● **Instructions to follow**
Reproduce every record below, character by character.

= = =

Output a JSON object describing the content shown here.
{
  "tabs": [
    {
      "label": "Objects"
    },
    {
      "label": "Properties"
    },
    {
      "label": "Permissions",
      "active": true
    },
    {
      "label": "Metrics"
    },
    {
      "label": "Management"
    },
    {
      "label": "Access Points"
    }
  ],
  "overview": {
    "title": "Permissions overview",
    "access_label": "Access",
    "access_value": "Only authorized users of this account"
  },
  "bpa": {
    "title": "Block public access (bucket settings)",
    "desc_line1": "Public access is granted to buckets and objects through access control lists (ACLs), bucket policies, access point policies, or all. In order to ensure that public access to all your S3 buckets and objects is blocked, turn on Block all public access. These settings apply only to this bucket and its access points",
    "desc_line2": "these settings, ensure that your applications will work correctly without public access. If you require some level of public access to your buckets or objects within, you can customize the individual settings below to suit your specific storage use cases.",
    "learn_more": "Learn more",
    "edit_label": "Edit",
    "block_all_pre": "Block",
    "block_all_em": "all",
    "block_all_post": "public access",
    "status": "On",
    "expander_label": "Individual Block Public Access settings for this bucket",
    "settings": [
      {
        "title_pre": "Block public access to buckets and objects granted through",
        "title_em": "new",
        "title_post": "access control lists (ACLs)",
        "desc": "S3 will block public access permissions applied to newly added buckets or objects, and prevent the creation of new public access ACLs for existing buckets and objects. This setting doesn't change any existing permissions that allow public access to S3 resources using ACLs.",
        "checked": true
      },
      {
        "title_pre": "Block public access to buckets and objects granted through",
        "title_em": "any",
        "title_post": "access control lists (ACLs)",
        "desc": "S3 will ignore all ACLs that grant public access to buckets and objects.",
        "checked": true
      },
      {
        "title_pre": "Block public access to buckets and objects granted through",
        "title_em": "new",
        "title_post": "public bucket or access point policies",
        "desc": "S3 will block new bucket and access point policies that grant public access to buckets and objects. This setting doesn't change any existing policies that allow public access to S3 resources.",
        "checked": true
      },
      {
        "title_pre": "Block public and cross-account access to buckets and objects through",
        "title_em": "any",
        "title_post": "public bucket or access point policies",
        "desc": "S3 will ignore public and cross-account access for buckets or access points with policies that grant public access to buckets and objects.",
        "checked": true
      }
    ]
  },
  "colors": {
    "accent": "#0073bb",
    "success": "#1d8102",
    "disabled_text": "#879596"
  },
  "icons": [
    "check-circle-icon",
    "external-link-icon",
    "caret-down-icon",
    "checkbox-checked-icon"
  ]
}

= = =

● **Output below**
Output a JSON object describing the content shown here.
{
  "tabs": [
    {
      "label": "Objects"
    },
    {
      "label": "Properties"
    },
    {
      "label": "Permissions",
      "active": true
    },
    {
      "label": "Metrics"
    },
    {
      "label": "Management"
    },
    {
      "label": "Access Points"
    }
  ],
  "overview": {
    "title": "Permissions overview",
    "access_label": "Access",
    "access_value": "Only authorized users of this account"
  },
  "bpa": {
    "title": "Block public access (bucket settings)",
    "desc_line1": "Public access is granted to buckets and objects through access control lists (ACLs), bucket policies, access point policies, or all. In order to ensure that public access to all your S3 buckets and objects is blocked, turn on Block all public access. These settings apply only to this bucket and its access points",
    "desc_line2": "these settings, ensure that your applications will work correctly without public access. If you require some level of public access to your buckets or objects within, you can customize the individual settings below to suit your specific storage use cases.",
    "learn_more": "Learn more",
    "edit_label": "Edit",
    "block_all_pre": "Block",
    "block_all_em": "all",
    "block_all_post": "public access",
    "status": "On",
    "expander_label": "Individual Block Public Access settings for this bucket",
    "settings": [
      {
        "title_pre": "Block public access to buckets and objects granted through",
        "title_em": "new",
        "title_post": "access control lists (ACLs)",
        "desc": "S3 will block public access permissions applied to newly added buckets or objects, and prevent the creation of new public access ACLs for existing buckets and objects. This setting doesn't change any existing permissions that allow public access to S3 resources using ACLs.",
        "checked": true
      },
      {
        "title_pre": "Block public access to buckets and objects granted through",
        "title_em": "any",
        "title_post": "access control lists (ACLs)",
        "desc": "S3 will ignore all ACLs that grant public access to buckets and objects.",
        "checked": true
      },
      {
        "title_pre": "Block public access to buckets and objects granted through",
        "title_em": "new",
        "title_post": "public bucket or access point policies",
        "desc": "S3 will block new bucket and access point policies that grant public access to buckets and objects. This setting doesn't change any existing policies that allow public access to S3 resources.",
        "checked": true
      },
      {
        "title_pre": "Block public and cross-account access to buckets and objects through",
        "title_em": "any",
        "title_post": "public bucket or access point policies",
        "desc": "S3 will ignore public and cross-account access for buckets or access points with policies that grant public access to buckets and objects.",
        "checked": true
      }
    ]
  },
  "colors": {
    "accent": "#0073bb",
    "success": "#1d8102",
    "disabled_text": "#879596"
  },
  "icons": [
    "check-circle-icon",
    "external-link-icon",
    "caret-down-icon",
    "checkbox-checked-icon"
  ]
}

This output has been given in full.